**DIRECTIONS:** Sift the material for lines containing "meta", and return them.

**DATA FOR REVIEW:**
^^^^^^^^

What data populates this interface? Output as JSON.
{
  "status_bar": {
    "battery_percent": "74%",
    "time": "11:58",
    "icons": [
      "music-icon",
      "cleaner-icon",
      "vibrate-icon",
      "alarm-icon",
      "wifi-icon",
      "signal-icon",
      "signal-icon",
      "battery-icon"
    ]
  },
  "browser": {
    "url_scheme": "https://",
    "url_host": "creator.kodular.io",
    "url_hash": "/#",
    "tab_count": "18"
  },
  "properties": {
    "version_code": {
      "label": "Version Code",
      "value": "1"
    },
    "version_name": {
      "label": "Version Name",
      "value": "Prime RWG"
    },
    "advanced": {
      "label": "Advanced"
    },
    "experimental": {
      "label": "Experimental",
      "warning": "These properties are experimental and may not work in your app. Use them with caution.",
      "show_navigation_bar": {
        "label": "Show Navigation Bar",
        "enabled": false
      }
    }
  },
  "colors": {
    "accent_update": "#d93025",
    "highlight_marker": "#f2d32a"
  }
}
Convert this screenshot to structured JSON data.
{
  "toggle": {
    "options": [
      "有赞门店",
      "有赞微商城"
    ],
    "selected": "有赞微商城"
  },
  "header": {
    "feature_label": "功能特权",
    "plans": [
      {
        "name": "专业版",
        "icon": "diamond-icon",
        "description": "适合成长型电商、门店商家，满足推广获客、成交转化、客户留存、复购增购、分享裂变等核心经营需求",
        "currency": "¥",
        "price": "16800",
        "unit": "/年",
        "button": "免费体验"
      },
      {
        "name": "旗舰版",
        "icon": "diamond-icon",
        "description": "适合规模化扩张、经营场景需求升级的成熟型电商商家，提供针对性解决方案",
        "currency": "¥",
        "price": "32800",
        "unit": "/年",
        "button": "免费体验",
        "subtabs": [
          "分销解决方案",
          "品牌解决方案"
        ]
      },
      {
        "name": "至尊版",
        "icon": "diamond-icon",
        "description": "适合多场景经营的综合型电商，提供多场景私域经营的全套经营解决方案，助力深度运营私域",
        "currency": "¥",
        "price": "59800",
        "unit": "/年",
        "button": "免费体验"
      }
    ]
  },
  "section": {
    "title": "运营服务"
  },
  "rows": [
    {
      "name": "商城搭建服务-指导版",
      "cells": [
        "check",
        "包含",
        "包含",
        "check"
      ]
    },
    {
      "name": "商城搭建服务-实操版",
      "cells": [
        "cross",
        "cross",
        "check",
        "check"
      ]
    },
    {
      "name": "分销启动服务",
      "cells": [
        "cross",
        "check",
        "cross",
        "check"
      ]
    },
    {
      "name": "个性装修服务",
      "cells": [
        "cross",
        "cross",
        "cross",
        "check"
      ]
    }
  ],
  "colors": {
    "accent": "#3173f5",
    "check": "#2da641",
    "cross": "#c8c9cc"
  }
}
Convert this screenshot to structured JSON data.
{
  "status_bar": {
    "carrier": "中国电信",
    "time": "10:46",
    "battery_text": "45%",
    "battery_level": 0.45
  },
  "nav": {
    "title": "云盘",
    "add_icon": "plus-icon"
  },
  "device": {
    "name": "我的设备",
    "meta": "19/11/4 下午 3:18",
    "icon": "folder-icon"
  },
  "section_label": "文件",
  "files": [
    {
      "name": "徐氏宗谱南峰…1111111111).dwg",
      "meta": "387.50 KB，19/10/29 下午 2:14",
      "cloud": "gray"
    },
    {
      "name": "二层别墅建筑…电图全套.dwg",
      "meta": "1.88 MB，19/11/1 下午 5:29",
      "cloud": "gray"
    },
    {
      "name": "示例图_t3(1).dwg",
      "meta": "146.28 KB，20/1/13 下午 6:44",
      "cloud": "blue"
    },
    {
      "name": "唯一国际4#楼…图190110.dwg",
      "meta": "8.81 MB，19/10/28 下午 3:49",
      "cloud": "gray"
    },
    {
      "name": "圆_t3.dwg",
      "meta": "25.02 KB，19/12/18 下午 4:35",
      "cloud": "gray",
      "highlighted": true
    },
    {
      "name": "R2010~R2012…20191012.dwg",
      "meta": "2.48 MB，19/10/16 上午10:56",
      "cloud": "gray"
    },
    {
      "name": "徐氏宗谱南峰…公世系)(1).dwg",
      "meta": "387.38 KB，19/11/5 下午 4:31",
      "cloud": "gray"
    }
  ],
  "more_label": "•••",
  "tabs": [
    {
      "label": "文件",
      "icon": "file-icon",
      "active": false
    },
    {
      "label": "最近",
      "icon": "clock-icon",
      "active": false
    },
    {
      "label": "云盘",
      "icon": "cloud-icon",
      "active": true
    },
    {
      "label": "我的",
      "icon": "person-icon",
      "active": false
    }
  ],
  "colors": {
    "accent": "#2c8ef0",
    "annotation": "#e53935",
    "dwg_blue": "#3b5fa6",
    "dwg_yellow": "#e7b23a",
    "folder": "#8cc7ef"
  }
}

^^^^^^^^

**SOLUTION FOR THIS TASK:**
    "meta": "19/11/4 下午 3:18",
      "meta": "387.50 KB，19/10/29 下午 2:14",
      "meta": "1.88 MB，19/11/1 下午 5:29",
      "meta": "146.28 KB，20/1/13 下午 6:44",
      "meta": "8.81 MB，19/10/28 下午 3:49",
      "meta": "25.02 KB，19/12/18 下午 4:35",
      "meta": "2.48 MB，19/10/16 上午10:56",
      "meta": "387.38 KB，19/11/5 下午 4:31",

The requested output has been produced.